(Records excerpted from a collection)
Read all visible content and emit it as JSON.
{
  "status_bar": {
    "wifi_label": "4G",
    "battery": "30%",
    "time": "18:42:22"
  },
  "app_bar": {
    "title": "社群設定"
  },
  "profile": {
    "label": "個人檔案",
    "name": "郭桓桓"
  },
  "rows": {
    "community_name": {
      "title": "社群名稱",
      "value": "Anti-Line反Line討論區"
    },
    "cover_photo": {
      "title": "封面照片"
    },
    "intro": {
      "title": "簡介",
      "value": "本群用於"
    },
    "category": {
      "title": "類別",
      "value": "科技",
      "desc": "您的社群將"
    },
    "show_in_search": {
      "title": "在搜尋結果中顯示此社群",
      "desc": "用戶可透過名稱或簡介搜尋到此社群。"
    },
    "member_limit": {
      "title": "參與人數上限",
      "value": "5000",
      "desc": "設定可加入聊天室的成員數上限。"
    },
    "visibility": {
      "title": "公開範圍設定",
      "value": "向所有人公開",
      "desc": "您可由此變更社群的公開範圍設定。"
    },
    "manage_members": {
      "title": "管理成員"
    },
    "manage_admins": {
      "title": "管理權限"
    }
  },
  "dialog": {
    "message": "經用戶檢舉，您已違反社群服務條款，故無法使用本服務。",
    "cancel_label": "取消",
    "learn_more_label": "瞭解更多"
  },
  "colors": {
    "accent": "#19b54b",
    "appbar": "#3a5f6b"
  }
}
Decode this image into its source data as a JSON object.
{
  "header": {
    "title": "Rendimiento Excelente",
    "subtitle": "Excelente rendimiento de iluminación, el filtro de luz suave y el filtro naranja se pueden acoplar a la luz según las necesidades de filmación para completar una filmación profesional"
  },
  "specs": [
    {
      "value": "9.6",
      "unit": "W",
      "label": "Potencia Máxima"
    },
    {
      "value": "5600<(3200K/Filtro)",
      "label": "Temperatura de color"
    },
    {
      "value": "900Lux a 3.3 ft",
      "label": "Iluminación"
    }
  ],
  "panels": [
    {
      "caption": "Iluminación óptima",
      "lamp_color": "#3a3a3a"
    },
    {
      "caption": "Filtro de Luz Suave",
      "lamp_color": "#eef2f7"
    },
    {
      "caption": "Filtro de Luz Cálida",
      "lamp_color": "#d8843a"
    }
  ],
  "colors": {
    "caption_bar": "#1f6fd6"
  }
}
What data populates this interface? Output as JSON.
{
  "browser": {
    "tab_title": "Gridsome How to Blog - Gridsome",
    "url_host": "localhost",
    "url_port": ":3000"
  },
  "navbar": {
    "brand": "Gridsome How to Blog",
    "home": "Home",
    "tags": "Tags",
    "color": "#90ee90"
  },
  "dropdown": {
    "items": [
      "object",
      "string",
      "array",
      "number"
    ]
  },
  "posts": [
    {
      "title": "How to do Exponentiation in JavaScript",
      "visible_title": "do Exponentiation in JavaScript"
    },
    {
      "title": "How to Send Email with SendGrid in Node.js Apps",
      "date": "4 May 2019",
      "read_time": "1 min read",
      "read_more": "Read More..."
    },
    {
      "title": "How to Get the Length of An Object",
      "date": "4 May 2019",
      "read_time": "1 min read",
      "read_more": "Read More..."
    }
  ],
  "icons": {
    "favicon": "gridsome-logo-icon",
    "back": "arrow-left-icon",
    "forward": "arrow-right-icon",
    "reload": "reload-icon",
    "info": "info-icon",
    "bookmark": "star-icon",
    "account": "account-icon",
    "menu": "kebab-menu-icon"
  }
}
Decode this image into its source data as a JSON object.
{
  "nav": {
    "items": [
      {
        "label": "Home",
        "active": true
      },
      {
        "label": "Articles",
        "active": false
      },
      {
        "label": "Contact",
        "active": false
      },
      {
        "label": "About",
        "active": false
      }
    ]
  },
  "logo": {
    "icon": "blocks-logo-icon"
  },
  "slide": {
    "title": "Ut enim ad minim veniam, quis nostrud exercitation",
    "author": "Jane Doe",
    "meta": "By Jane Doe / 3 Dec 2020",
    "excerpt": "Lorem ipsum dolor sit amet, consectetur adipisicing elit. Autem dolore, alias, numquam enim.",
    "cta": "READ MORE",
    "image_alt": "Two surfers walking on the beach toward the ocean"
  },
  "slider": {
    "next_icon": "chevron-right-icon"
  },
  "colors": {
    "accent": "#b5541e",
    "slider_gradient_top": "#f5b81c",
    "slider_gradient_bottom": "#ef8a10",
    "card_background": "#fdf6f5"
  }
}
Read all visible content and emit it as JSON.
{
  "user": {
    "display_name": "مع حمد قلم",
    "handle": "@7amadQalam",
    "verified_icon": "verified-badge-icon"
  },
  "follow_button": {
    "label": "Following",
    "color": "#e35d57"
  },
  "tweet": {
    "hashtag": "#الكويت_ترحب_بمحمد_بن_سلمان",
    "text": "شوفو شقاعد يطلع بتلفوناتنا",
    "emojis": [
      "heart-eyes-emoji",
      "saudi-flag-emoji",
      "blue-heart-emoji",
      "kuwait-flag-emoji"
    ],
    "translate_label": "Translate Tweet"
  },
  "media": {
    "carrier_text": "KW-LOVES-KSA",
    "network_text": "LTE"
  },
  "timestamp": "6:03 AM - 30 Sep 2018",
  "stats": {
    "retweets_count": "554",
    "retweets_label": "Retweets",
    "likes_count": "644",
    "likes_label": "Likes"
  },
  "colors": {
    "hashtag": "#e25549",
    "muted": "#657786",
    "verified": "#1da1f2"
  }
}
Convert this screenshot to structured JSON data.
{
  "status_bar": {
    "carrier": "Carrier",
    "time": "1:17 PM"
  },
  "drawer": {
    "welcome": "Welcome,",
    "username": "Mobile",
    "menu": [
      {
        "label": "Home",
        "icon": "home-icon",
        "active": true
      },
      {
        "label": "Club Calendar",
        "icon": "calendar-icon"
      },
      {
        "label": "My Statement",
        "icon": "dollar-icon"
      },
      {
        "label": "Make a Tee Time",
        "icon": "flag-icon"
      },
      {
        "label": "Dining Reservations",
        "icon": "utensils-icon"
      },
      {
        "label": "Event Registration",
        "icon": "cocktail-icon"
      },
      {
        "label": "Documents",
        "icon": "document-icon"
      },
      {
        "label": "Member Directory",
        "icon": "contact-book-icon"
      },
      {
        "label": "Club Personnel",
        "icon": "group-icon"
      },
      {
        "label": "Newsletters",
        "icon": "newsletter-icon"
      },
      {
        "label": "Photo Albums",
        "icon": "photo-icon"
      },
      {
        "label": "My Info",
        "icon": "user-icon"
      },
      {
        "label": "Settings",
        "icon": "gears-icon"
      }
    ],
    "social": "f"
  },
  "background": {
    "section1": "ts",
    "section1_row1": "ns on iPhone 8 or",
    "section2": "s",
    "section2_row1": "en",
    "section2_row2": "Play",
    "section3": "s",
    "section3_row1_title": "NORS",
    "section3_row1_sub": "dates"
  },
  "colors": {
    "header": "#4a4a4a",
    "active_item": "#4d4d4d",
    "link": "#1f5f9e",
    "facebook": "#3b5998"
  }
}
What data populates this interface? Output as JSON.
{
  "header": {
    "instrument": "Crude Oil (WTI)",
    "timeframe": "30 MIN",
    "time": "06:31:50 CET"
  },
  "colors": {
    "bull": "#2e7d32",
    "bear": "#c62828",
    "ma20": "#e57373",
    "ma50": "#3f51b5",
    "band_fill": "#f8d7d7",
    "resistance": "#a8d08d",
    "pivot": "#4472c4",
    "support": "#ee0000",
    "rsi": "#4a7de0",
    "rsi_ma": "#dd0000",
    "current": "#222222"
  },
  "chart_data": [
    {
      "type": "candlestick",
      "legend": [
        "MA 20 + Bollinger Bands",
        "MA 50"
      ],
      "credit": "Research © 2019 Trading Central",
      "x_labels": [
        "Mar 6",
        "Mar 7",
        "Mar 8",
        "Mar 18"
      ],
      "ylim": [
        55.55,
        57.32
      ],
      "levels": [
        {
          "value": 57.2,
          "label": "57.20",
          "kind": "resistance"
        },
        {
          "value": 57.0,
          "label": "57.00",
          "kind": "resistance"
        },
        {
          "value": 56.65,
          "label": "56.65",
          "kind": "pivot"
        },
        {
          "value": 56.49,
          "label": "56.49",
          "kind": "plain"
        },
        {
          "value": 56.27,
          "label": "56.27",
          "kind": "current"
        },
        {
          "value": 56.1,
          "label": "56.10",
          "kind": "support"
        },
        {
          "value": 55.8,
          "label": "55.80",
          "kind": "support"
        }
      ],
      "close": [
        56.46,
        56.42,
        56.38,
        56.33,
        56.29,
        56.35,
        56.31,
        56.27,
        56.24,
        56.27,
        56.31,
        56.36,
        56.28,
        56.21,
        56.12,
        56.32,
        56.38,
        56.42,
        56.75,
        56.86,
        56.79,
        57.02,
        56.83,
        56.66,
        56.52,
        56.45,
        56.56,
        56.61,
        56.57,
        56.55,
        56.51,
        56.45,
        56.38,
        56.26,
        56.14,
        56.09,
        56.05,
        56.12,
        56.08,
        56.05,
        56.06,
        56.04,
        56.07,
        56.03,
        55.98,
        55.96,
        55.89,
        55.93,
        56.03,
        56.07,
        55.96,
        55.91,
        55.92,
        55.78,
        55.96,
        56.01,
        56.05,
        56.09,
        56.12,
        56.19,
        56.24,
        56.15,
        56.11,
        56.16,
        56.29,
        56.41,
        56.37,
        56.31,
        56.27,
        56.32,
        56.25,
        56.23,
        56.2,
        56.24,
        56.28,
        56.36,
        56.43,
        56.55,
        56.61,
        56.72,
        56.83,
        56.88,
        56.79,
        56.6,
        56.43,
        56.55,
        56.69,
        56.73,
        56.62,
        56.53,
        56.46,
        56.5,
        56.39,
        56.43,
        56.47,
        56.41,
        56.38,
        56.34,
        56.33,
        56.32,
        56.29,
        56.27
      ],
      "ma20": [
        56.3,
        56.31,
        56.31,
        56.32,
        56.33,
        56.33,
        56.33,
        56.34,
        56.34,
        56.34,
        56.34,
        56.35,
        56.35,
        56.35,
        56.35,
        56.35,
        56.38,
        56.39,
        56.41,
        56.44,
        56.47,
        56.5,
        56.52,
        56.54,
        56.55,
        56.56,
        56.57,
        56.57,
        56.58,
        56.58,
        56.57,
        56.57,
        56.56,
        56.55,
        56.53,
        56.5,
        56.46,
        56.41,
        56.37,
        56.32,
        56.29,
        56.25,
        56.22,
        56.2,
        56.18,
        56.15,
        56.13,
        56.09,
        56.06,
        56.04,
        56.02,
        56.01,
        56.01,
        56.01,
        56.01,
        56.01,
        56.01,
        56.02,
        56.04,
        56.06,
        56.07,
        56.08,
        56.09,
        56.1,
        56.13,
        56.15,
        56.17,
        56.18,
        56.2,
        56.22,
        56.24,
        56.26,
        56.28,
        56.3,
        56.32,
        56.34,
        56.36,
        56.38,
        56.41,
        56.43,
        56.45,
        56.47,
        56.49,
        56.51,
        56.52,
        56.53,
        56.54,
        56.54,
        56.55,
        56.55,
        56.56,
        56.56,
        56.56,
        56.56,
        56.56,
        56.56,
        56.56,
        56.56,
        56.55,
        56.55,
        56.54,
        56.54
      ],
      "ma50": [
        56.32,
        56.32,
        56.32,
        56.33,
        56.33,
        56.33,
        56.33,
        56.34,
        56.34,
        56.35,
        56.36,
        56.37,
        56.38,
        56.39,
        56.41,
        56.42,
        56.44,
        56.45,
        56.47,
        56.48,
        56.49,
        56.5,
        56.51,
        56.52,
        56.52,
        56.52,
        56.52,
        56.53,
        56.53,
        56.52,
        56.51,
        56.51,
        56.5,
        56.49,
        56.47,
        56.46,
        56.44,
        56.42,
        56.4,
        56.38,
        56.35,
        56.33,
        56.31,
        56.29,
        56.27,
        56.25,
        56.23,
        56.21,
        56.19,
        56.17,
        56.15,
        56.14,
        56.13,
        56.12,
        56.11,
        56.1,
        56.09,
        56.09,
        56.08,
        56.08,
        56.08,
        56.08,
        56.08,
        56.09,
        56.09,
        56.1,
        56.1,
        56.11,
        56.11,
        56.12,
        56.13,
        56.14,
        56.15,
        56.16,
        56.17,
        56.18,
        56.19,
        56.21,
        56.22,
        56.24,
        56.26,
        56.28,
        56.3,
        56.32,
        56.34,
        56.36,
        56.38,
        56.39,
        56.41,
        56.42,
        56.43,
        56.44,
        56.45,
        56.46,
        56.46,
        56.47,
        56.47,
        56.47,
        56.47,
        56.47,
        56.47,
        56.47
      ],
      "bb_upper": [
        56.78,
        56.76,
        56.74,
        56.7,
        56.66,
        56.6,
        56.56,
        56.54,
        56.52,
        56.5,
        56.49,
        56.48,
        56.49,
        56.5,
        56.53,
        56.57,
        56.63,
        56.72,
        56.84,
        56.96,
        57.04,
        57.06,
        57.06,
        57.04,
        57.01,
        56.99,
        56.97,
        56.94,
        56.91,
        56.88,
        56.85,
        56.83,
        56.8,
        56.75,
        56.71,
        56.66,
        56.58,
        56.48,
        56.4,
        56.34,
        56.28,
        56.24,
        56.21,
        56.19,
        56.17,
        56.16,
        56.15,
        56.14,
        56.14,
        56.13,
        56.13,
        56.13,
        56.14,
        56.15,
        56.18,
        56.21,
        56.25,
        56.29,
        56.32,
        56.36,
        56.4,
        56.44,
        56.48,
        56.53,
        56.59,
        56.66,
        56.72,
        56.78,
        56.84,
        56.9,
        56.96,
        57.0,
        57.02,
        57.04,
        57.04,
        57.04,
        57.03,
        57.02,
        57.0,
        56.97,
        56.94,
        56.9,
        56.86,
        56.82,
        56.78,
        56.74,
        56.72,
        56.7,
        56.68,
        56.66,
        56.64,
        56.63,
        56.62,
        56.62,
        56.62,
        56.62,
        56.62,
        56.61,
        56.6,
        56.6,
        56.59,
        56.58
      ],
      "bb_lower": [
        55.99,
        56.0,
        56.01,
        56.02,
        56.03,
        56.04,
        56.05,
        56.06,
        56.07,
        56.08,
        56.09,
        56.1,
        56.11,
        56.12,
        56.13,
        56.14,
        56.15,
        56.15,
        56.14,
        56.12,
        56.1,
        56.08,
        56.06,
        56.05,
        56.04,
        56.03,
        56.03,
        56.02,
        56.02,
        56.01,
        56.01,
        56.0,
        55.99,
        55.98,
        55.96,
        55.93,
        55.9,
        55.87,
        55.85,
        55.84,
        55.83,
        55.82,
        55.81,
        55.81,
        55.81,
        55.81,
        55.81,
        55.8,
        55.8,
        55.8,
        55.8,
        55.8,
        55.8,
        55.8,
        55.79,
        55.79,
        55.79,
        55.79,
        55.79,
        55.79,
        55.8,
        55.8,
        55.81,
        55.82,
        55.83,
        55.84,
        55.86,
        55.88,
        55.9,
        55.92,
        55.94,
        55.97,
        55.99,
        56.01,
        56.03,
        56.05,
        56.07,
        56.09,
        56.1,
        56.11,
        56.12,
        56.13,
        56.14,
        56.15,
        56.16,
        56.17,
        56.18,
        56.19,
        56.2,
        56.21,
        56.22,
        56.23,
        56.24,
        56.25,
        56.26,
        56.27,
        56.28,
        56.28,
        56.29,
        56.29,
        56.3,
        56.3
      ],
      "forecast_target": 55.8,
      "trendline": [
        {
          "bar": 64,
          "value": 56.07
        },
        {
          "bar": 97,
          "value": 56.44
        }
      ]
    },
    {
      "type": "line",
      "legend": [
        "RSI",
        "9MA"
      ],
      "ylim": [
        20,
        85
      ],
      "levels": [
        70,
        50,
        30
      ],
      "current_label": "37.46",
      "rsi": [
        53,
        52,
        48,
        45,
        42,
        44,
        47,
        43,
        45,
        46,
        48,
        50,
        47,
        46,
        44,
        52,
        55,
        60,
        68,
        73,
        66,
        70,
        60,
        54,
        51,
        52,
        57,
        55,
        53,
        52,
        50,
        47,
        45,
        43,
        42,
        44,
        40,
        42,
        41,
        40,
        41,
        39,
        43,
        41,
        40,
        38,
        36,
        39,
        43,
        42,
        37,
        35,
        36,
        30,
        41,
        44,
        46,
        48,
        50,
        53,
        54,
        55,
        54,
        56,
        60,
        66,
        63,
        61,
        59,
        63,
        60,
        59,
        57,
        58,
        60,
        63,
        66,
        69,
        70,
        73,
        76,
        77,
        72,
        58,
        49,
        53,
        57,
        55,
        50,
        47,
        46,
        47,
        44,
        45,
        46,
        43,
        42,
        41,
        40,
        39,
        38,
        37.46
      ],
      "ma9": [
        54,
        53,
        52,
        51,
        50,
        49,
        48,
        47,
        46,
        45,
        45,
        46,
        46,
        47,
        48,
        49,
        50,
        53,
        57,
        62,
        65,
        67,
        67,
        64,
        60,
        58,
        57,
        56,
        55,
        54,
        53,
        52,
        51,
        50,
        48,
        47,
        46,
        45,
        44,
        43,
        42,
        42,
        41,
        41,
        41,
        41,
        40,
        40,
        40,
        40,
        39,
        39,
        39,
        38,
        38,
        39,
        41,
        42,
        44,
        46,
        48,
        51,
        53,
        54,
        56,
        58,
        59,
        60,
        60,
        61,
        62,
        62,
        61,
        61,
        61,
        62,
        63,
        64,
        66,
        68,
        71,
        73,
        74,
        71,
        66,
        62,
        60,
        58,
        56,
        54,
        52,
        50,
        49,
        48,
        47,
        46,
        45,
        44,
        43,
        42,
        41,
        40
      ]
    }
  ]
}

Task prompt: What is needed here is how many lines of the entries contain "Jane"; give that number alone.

Response below: 2